England, according to the Sleaford Mods’ new album, is being Eton Alive. Not Scotland, not Wales — just England. Swallowing itself feet first, consumed by its own class system.
Soon to be headed, after the kind of popularity contest that would afford Love Island an intellectual dignity, by someone whose entitlement has been groomed since prep school, and whose political convictions are based wholly on the personal conviction that he should be in charge.
We know all about Alexander Boris de Pfeffel Johnson — piccaninnies, watermelon smiles, letterboxes, bank robbers — and more recently, ‘get off me’, ‘get out of my flat’; about the Muslim MP, a member of Johnson’s own party, who was kicked out for suggesting Johnson is not fit to lead it; about the imaginary £350m that he claimed Britain sent to the EU every week; about a personal life of cheating, lying, and duplicity.
The fawning, glorifying media chummily call these ‘gaffes’, but the rest of us call them racism, political ignorance, and lies. There aren’t enough column inches to outline his comments about Ireland. But this isn’t about Ireland.
It’s about the fatal deference that makes England fall to its knees in the face of posh. Posh can comb its hair with a lollipop and lie on record and drop racist bombs as casually as its US doppelganger almost dropped real bombs on Iran, but none of it matters, because it’s posh.
In the US, they worship cash; in the UK, it’s class. Posh can be monstrous and still enjoy the unquestioning deference of all those eejits who equate someone quacking in Latin with basic political competence.
Because of posh, there has never been a revolution in the UK — that is, not until 2016, when all the angry people rebelled against the wrong institution, mistaking the EU as the source of crushing austerity, when it was their own posh government all along. Hence, the turkeys-voting-for-Christmas anomaly of working class conservatism. But that’s another story.

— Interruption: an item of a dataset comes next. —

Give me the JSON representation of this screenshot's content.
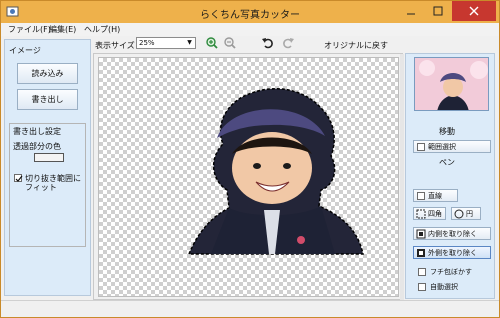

If Boris Johnson becomes the next British prime minister, a job he’s coveted since he was in nappies, he’ll be the 11th post-war PM to have got there via Oxford. And what do future politicians learn at Oxford, other than disdain and complicated cutlery usage? How to debate.

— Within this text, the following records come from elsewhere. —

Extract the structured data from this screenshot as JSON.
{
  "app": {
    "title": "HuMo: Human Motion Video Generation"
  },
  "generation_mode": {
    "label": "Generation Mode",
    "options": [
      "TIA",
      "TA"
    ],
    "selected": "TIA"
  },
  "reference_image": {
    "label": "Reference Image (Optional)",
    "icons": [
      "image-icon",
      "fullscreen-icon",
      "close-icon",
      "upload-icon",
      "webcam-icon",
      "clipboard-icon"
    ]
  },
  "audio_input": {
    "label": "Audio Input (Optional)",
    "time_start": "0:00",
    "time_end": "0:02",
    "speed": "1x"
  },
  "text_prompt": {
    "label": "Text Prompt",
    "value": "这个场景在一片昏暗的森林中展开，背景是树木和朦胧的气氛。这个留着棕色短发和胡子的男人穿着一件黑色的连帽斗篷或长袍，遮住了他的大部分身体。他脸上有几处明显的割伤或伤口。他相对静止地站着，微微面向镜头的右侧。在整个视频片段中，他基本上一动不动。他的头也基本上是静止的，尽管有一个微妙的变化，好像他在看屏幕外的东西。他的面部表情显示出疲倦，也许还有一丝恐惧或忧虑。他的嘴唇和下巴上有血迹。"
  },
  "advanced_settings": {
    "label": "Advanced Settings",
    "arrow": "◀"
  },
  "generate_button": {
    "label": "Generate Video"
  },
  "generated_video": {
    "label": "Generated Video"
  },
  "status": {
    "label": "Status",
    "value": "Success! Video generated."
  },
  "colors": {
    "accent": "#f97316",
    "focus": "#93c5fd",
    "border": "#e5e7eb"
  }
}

Not how to negotiate, or do policy, or use economic strategy for the greater good, or see the bigger political picture internationally. No. They learn how to bray at each other, which is why the House of Commons is such a misnomer — it’s the House of Posh, shouting each other down like public schoolboys at a debating society. ‘Ra ra ra. Boo hiss’.
And now, the biggest public schoolboy of them all looks set to take over. If Johnson ascends the throne, he will have been elected by Conservative party members, who make up 0.34% of the overall population, and are almost all posh, white, middle-aged men.
Jolly good show, chaps. Where’s a French Revolution when you need one?